The blond and creamy beans, bathed in a rich, red gravy, are certainly worthy of their dedicated following. We got the feeling that every variable in the recipe is tightly controlled by a board of ustas in white coats. With such resources, how could these not be the best beans in Turkey? Indeed, though we could not identify a single flaw, we were a little disappointed to find them only delicious. We were hoping for magic beans that would transform us into rich and successful people like everyone else at Hüsrev. But even though they were the most expensive beans we’d ever eaten, we weren’t that much poorer leaving the place.

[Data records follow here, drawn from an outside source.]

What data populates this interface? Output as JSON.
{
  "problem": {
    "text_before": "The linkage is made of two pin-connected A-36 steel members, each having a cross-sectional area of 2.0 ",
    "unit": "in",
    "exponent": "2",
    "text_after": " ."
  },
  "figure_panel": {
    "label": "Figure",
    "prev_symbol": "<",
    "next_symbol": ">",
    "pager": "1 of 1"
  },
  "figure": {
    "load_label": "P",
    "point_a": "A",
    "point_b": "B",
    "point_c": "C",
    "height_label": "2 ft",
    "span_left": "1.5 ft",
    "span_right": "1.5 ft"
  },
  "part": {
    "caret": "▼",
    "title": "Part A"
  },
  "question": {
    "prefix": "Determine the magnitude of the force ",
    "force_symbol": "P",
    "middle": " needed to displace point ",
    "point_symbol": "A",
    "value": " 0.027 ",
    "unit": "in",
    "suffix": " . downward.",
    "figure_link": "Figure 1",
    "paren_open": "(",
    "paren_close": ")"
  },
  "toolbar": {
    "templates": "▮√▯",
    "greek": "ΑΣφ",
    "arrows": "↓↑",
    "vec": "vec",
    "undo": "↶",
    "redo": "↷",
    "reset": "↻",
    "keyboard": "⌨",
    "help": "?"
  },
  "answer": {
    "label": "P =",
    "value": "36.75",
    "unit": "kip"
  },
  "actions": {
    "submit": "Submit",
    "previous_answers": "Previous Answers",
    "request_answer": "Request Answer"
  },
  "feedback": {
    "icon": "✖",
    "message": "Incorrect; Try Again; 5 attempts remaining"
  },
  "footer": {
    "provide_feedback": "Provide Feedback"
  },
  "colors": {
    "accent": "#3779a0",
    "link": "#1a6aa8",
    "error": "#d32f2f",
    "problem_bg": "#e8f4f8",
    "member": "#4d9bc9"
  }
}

You can’t miss the huge, red clay cauldron sitting behind the counter at Çömlek. The fellow with the big ladle says it’s the pot that makes these beans better than the rest. Cooking vessel aside, a serving of these beans also has the highest meat count of any we’ve tasted in Istanbul. Whereas most beans might have a shred or at best a few nuggets of tender roasted beef in there for flavor, Çömlek’s are crowned with a generous helping of meat. In such a rich dish the meat satisfyingly offsets the cloying beans, leaving the meek still able to walk away and the strong-willed able to order up another half portion. The restaurant, located on the wooded slopes above Üsküdar on the Asian side, is a bit out of the way. But for us, these are beans at their best and worth the trip.
#5, Erzincanlı Ali Baba
According to historians, Tiryaki Sokak (“Addicts’ Alley”) got its name from the opium served up in its coffeehouses during Ottoman times. Though that substance has long been banned, since 1924 Ali Baba has been ladling out something equally addictive from a great copper pot: Erzincan-style baked beans. Ingredients such as onion, tomato and chili pepper are more recognizable in the soupy base, as the bean is bigger than its Black Sea counterpart. Though we remain junkies of the Black Sea variety, the Erzincan preparation is a nice change of pace and there’s no better place to try a bowl than sitting on Ali Baba’s squat stools in the shadow of the minarets of the sublime Süleymaniye Mosque.